johnson_johnJohn C. Johnson
Attorney
The Johnson Law Group PLC
Roanoke

Education

BA, Virginia Military Institute
JD, Washington & Lee University School of Law

Best known for:

For the first 30 years of my practice I represented employers and insurers primarily; however, for the next half of my practice I intend to use the same skills to represent injured workers. I have handled cases throughout the Commonwealth from the initial hearing before the Deputy Commissioner up to the Supreme Court of Virginia.

Signature case:

One of the more intriguing cases in which I have been involved was Carrington v. Aquatic Co., 297 Va 520, 829 S.E.2d 530 (2019). I was up against one of the best claimant’s attorneys in Virginia, and we spent several years together with this case as it worked its way up through the full commission, the Court of Appeals, and ultimately the Supreme Court. At each step of the way I learned something new that reinforced my belief that no decision should be made lightly at any hearing; we should always try each case as if we are trying it for the Supreme Court because one day we’ll be correct.

Most satisfying:

The most satisfying thing about the practice of law is that it offers me the opportunity to meet people from all walks of life and to continue a lifetime of learning. I try to learn something from each case; sometimes it is a little nugget of information from an opposing party, or perhaps my client. But these little nuggets add up.

Working with clients:

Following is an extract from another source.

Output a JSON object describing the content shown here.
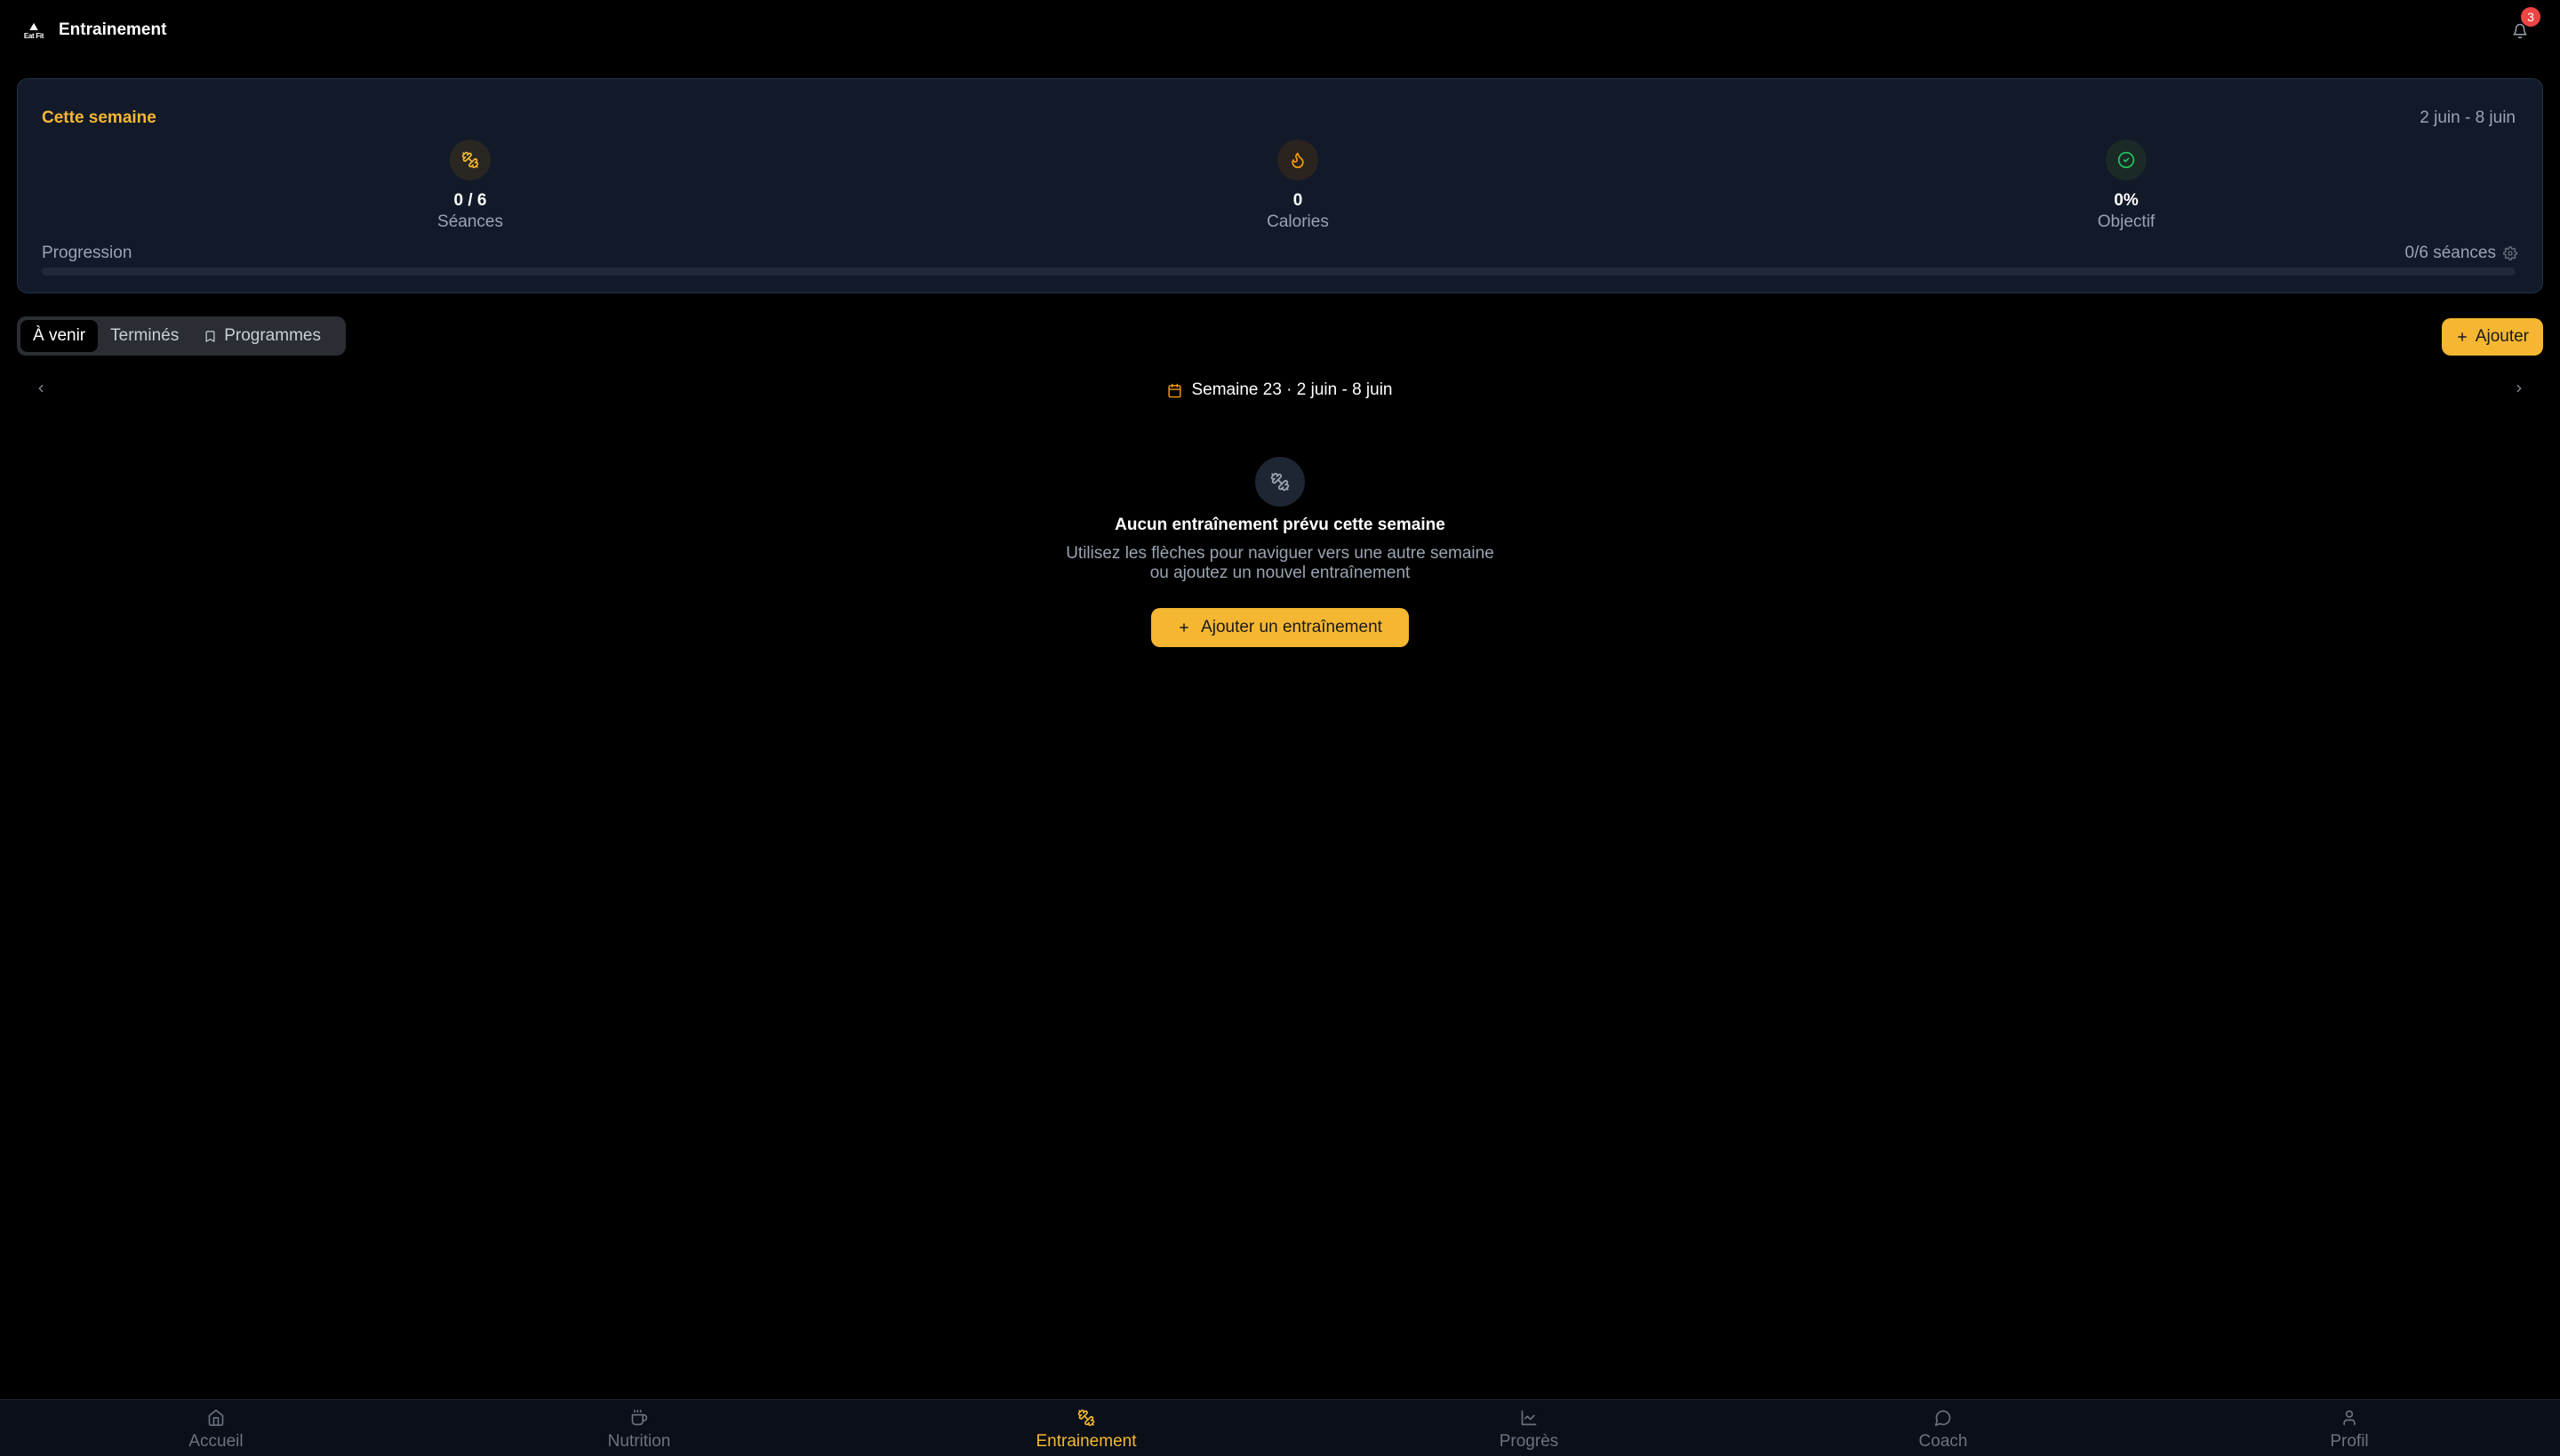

People rarely seek the company of a lawyer when they are happy, so we have to be prepared to deal with them at a difficult time in their lives. And there are many occasions when we have to deliver bad news or tell them why they cannot prevail in their case. But above all else, clients deserve to know everything about their case – the good and the bad. My approach to advising a client is to give that person as much information as possible so that she may make a truly informed decision; often that means telling them what they do not want to hear.

Best career advice:

I have been fortunate to have many mentors over a 30-year career, and I have learned so much from those on both sides of the courtroom. But what stands out in my mind the most is to never pass up an opportunity to shut up. The Good Lord gave us two ears but only one mouth for a reason. And some of the best outcomes I have achieved in cases over the years was the result of listening instead of talking.

Looking ahead:

I envision ADR becoming even more prevalent as it truly does allow for the parties to create their own resolution to their cases. I believe that the General Assembly will expand the presumptions under the occupational disease section of the Workers’ Compensation Act. And I believe that Zoom-type platforms will stay for many proceedings.